### Problem to solve
Report every line of the records beneath this task that holds the string "Tjaša".

(Beginning of Information shown)

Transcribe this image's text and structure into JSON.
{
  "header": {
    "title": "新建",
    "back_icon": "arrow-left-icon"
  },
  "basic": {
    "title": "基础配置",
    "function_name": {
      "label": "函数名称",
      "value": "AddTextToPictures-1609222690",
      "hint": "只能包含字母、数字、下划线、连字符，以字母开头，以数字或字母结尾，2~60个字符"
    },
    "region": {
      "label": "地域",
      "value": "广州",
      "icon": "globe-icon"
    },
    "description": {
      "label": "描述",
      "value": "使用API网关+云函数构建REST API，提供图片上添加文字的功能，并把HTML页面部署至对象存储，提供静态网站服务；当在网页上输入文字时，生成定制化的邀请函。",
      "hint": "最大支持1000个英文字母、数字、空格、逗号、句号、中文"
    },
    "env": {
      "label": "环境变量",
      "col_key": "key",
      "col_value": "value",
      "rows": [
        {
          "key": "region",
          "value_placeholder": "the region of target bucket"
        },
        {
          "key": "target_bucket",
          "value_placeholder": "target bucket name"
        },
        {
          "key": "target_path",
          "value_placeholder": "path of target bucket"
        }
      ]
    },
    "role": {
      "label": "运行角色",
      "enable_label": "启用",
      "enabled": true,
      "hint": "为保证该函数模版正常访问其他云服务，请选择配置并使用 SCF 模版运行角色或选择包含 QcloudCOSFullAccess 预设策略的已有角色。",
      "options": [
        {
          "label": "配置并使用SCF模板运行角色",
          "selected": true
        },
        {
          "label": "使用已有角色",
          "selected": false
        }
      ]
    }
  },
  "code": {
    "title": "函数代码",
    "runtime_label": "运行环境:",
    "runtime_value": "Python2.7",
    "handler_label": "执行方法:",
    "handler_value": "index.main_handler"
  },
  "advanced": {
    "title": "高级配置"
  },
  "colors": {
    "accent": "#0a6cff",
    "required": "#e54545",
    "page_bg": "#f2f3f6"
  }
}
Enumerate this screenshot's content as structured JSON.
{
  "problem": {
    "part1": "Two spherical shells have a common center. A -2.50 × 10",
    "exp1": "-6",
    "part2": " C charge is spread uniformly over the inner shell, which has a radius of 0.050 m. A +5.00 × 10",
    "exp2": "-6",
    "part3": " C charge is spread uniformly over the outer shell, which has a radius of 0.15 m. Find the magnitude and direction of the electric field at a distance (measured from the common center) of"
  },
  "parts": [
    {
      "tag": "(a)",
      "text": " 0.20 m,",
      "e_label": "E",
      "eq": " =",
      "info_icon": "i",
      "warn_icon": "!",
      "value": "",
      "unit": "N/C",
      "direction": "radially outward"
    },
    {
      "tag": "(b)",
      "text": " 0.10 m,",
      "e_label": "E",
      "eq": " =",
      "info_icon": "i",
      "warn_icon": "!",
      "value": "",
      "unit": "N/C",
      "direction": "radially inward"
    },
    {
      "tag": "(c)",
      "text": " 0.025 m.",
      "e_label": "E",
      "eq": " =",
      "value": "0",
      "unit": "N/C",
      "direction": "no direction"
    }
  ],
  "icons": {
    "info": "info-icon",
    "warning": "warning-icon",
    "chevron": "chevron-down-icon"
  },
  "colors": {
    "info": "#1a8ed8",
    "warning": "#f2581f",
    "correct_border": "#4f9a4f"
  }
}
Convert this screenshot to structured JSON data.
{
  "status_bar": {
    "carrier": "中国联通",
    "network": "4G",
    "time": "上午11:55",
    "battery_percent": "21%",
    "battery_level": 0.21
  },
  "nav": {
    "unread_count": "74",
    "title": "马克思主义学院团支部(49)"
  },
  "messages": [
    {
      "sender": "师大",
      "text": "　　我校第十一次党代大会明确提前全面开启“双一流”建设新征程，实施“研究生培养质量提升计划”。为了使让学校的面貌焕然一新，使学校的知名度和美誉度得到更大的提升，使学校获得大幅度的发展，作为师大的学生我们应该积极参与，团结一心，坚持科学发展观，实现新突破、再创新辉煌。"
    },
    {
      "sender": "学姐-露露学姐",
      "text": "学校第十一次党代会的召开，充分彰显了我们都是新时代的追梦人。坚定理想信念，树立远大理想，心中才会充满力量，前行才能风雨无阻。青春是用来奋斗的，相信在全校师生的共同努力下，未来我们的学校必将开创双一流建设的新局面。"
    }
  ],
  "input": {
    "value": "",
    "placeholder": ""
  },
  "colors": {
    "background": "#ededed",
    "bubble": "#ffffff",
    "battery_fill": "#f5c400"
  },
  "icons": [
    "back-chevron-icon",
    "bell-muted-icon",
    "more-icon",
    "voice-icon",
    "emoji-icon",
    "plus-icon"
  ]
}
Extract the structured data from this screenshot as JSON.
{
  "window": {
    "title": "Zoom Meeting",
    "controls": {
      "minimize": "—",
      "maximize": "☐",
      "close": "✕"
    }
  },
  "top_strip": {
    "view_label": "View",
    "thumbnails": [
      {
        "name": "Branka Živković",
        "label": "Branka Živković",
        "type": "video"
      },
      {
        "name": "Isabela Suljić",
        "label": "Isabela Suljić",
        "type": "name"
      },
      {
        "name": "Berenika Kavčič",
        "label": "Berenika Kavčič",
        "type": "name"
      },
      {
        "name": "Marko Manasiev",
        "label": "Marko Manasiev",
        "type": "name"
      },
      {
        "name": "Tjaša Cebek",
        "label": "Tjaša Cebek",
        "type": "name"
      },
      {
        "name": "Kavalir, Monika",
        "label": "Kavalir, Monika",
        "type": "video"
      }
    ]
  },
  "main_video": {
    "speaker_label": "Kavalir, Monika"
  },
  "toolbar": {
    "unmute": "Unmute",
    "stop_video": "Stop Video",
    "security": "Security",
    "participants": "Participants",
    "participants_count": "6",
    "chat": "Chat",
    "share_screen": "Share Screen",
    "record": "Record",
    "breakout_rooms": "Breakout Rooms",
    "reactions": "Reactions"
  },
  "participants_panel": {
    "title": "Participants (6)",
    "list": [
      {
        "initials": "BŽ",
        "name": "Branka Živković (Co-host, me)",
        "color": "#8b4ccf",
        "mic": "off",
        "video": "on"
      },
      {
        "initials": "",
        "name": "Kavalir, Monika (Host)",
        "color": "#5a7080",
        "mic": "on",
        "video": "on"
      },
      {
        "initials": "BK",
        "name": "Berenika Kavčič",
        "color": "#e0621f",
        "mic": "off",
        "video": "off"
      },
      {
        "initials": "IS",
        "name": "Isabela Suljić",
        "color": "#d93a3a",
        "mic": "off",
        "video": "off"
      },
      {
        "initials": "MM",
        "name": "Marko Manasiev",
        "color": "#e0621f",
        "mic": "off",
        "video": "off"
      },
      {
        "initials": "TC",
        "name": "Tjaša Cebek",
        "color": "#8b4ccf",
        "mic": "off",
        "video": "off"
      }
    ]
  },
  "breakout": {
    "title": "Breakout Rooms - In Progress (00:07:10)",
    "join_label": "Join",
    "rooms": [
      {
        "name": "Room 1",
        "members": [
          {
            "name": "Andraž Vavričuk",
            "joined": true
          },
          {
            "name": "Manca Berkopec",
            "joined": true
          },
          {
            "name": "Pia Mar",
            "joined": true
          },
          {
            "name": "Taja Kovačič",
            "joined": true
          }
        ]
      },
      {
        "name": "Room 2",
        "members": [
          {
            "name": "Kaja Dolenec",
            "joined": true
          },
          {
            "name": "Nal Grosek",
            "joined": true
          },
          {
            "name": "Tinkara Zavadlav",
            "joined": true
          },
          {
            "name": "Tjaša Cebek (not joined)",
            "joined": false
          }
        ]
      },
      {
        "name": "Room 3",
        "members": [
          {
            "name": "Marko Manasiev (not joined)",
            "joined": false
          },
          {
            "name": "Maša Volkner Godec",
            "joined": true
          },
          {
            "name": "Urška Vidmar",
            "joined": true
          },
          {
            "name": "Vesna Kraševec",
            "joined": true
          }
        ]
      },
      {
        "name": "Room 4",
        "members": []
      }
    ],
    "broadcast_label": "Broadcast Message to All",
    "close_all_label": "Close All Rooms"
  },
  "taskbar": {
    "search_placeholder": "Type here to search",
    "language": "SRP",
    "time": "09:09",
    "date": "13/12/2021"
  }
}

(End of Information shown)

### The completed task
        "name": "Tjaša Cebek",
        "label": "Tjaša Cebek",
        "name": "Tjaša Cebek",
            "name": "Tjaša Cebek (not joined)",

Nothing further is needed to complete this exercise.